And some of them are nervous. The GOP is trying to rebuild in the Empire State by distancing itself from its more extremist fringes. In New York City, Republicans have embraced immigration reform, moving in the direction the National Republican Committee once hoped the party could go in before the rise of Mr. Trump.
“He just made it a lot harder for Republicans here,” said Evan Siegfried, a New York-based GOP consultant. “You’re running on a treadmill at a 45 degree incline, and he made it an 80 degree incline.”
The worst losses could come in the State Senate. Assuming Republicans, in an April special election, lose the Nassau County seat once occupied by the former majority leader, Dean Skelos, there would be 32 members of the GOP Conference and 26 Democrats, along with five members of a breakaway Democratic conference that has aligned with the Republicans. With the Republican Party billed as the Party of Trump, the Independent Democratic Conference, generally liberal on most issues, could face an inordinate amount of pressure to abandon the GOP.
On the congressional level, Republicans will have to defend several district across the state where Democratic turnout will surge, with or without Mr. Trump. In Suffolk County, first-term Congressman Lee Zeldin is expected to be a prime target. North Country freshman Elise Stefanik, John Katko of Syracuse and even Daniel Donovan of Staten Island (if Democrats can ever dig up a viable challenger for him) could suffer if they aren’t able to distance themselves from Mr. Trump. Congressman Tom Reed, a Buffalo Republican, said last month he found Mr. Trump’s rhetoric troubling.
“Simply put, many Capitol Hill Republicans are genuinely frightened that Trump or Cruz may not only guarantee Clinton the keys to 1600 Pennsylvania Avenue, but could also badly divide the GOP and produce a down-ballot apocalypse,” Charlie Cook, the publisher of the nonpartisan Cook Political Report, wrote in January.

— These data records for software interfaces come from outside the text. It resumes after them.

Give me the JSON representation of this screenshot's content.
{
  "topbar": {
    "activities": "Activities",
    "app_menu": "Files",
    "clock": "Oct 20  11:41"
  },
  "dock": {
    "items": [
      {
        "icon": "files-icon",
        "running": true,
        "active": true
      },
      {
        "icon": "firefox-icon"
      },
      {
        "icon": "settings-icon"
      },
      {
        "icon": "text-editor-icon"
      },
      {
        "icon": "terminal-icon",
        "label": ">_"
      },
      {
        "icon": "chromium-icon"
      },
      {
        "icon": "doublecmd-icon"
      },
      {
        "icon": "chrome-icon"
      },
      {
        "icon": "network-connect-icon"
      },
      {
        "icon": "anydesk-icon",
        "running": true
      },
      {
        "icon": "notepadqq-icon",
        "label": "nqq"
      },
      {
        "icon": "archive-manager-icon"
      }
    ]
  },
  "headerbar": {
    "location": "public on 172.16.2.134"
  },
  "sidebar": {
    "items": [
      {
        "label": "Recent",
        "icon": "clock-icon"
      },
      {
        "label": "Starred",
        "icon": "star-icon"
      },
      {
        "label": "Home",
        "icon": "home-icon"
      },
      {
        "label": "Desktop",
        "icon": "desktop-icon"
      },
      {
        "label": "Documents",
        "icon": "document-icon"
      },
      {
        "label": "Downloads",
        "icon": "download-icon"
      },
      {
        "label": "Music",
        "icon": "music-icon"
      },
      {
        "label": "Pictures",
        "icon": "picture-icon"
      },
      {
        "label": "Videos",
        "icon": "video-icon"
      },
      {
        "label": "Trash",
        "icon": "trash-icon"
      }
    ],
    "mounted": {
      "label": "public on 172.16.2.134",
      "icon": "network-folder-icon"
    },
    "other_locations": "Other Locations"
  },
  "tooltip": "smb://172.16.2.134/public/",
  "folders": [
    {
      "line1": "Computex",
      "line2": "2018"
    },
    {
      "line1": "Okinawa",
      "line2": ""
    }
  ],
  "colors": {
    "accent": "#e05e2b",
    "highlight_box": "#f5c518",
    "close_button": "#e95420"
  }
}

Not all Republicans are so afraid of the billionaire dooming them. Though a leading pollster reportedly told House Speaker Paul Ryan last month that Mr. Trump, as well as Sen. Ted Cruz of Texas, could have a deleterious effect on the Republican majority, a spokesman for the National Republican Congressional Committee predicted to the Observer that Hillary Clinton’s email troubles would be more of a drag on the Democrats, even if she’s a former senator from New York.
Perhaps the most enthusiastic defense of Mr. Trump from a mainstream Republican came from Ed Cox, the chairman of the New York GOP, who said in an interview that he believed the bombastic billionaire would have wide-ranging appeal across the state.
Mr. Cox cited Mr. Trump’s ability to win votes from Republicans in various demographic and ideological groups in the early primary states and predicted he, and other Republicans, could even perform well in the most liberal areas of the state, including New York City.
“He could be a tremendously effective general election candidate,” Mr. Cox said. “The bottom line is that my Democratic friends should not get too optimistic here. He could be a terrific candidate given his political skills and his ability to read the mood of the people, address their concerns and convince people he can deliver.”
Disclosure: Donald Trump is the father-in-law of Jared Kushner, the publisher of Observer Media.